What was missed: They then killed the embryo, so how do they know it would work?
essentially they took a human child and killed it to prove something...
and so let it grow up to be a baby? Uh, no: that would be unethical because it would be making the child an experiment.
Ironically, they have more of a problem if the embryo was left to become a baby than with killing it.
A panel of the American Society of Human Genetics, joined by representatives from 10 organizations scattered across the globe, recommended against genome editing that culminates in human pregnancy.
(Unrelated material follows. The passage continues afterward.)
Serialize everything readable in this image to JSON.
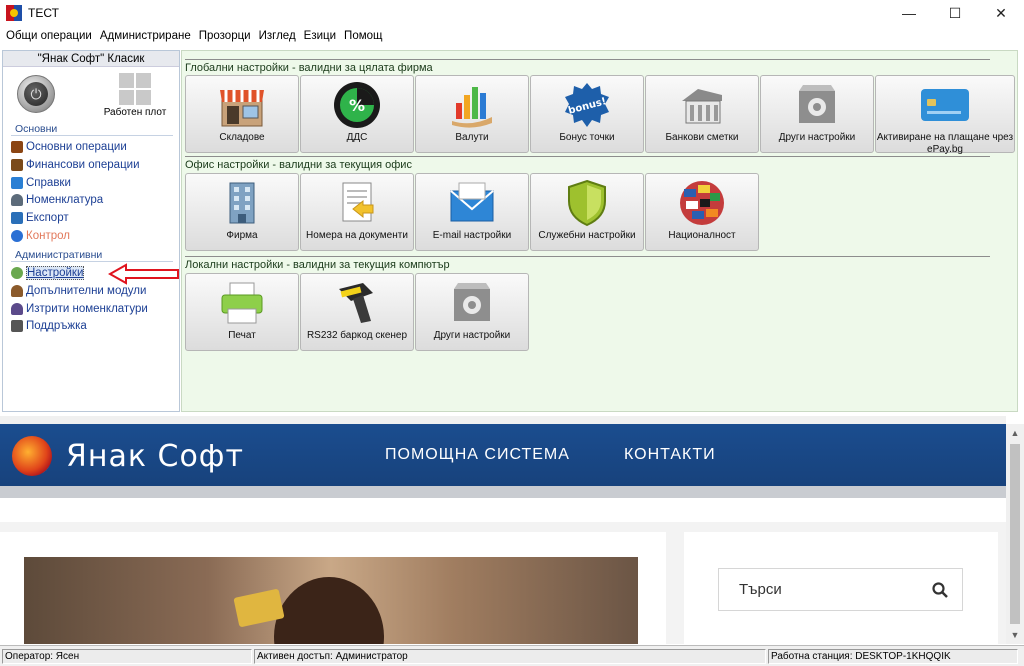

Their views were published Thursday in the American Journal of Human Genetics
This is just as immoral as IVF, which is done routinely: They know that many embryos will be destroyed, and that many will not survive transplant, but hey, the result is wonderful... as long as you don't worry about over the ethical status of those babies in the freezer.
When I was in medical school, a fertilized egg was reconized as human, but ethics forced the biology books to be changed to allow the "morning after pill", IVF (and destroying left over embryos) etc.
But gene editing is taking this one step further.
this is opening a pandora's box to let mad scientists and governments to make superhumans or untermensch...
and of course, this is already being done on animals.
so where do you draw the line?
Nat Hentoff once called bioethicists the "apologists for deathmaking" because you can always find one to justify what you want to do.
I am not against GM modification per se, but without a recognition that there are nuances and lines that should not be crossed is a problem in today's amoral post ethics world.
And of course even if they ban it in the US, Chinese scientists will go ahead and do it if it could make money.